Since then, however, the most notable contribution to this issue comes from the Second Vatican Council's Constitution Dei Verbum. Perhaps I am wrong, and please correct me if I am, but I believe this was the first statement on Biblical inerrancy found in a document of an Ecumenical Council. Concerning Dei Verbum and inerrancy, the main issues comes down on how one interprets Dei Verbum 11:

"Therefore, since everything asserted by the inspired authors or sacred writers must be held to be asserted by the Holy Spirit, it follows that the books of Scripture must be acknowledged as teaching solidly, faithfully and without error that truth which God wanted put into sacred writings for the sake of salvation."

There are some, like Fr. Raymond Brown and most notably some of the editors of the NAB commentary, which hold to a more limited view of inerrancy, which simply covers Biblical truth which God intended for our salvation. For them, this does not included apparent discrepancies, particularly in regards to historical or scientific information. They point out that the pre-vote debate on on Dei Verbum at Vatican II showed an "awareness of errors in the Bible (NJBC 1169)." Thus, for those who agree with the more limited form of Biblical inerrancy: "Scriptural teaching is truth without error to the extent that it conforms to the salvific purpose of God (Ibid)." For this view, you read more about it in the New Jerome Biblical Commentary pages 1168-1170, in the section on Church Pronouncements.

Then there are others that would hold to a more broad view of inerrancy, closer to the unlimited inerrancy as found in Leo XIII's encyclical. Those in this group contend that the Dei Verbum quote "for the sake of salvation" tells us not what is deemed inerrant, but rather why God wished the truth to be recorded in the Bible. They will point to the footnote to this statement in Dei Verbum, which references various Church Fathers, Popes, and Councils, which upholds the fuller form of inerrancy. Thus, unlimited inerrancy "is the belief that the Scripture is completely and comprehensively true in all that it intentionally affirms (Catholic Bible Dictionary 389)."

In some ways, there is still debate in the Church on this issue. Perhaps there is a desire, by the Church at this time, to be ambiguous on this issue. The Catechism of the Catholic Church, in the section that deals with the inspiration of Scripture, paragraph 107, simply quotes from Dei Verbum 11 without any qualification.

It should be pointed out that the limited and unlimited view groups both recognize that there are difficulties in inerrancy. In addition, they both reject, in any case, that the Catholic Church's position is similar to fundamentalism. The key being that Catholic's are called to use modern Biblical scholarly methods in order to find out what is the literal not literalistic meaning of any given text. Certainly, this calls for the use of literary criticism, which seeks to find out what type of literary genre the author is using in his work. Thus, understanding the intent of the author and the literary form used in his writing can help to alleviate some of the difficulties in this area.

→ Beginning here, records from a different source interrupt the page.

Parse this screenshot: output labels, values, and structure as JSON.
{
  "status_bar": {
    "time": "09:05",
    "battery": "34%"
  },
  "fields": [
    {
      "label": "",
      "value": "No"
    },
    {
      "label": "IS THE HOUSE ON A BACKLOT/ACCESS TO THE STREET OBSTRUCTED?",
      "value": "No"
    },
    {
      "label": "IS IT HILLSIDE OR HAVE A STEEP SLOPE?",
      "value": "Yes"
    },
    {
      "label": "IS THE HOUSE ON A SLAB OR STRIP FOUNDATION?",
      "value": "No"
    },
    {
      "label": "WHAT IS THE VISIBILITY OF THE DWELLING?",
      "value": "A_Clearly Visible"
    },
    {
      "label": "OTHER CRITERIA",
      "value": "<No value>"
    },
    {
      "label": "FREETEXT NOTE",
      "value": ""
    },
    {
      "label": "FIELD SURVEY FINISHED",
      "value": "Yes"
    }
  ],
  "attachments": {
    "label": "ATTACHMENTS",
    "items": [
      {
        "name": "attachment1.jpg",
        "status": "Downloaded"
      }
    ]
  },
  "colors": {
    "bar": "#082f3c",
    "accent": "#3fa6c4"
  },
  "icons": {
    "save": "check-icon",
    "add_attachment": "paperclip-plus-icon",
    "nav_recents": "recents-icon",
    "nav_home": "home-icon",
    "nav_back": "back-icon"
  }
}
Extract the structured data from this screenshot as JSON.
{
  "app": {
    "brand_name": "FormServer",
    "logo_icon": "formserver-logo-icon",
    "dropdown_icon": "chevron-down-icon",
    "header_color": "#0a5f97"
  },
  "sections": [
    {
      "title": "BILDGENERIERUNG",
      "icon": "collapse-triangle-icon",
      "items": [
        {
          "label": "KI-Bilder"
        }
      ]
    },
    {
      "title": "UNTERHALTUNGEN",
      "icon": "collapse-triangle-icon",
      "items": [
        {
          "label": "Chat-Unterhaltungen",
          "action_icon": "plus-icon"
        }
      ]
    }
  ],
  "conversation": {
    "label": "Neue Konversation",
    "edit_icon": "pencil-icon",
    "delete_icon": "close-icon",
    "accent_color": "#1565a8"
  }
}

These are some of my opening thoughts on this issue. There is certainly more that can be said and added to this discussion, so I open this question up to you, my readers. What are your thoughts?

Work Cited:
Divino Afflante Spiritu
Dei Verbum
Catechism of the Catholic Church
New Jerome Biblical Commentary, edited by Brown, Fitzmyer, and Murphy
The Catholic Bible Dictionary, edited by Hahn

Monday, August 2, 2010

Summer Contest 2 Winner

Well, this one was actually really tough to decide, since all of the entries were good. I actually conferred with my wife on this and we both agreed that this entry by Diakonos was the best:

NABRE: Can You Read Me Now?

So, Diakonos, please email me, at mccorm45 (at) yahoo (dot) com, with your name and address and I will get the prize out to you.

Again, great job by all who participated! I really enjoyed reading your submissions. Stay tuned, since I may do one more contest soon!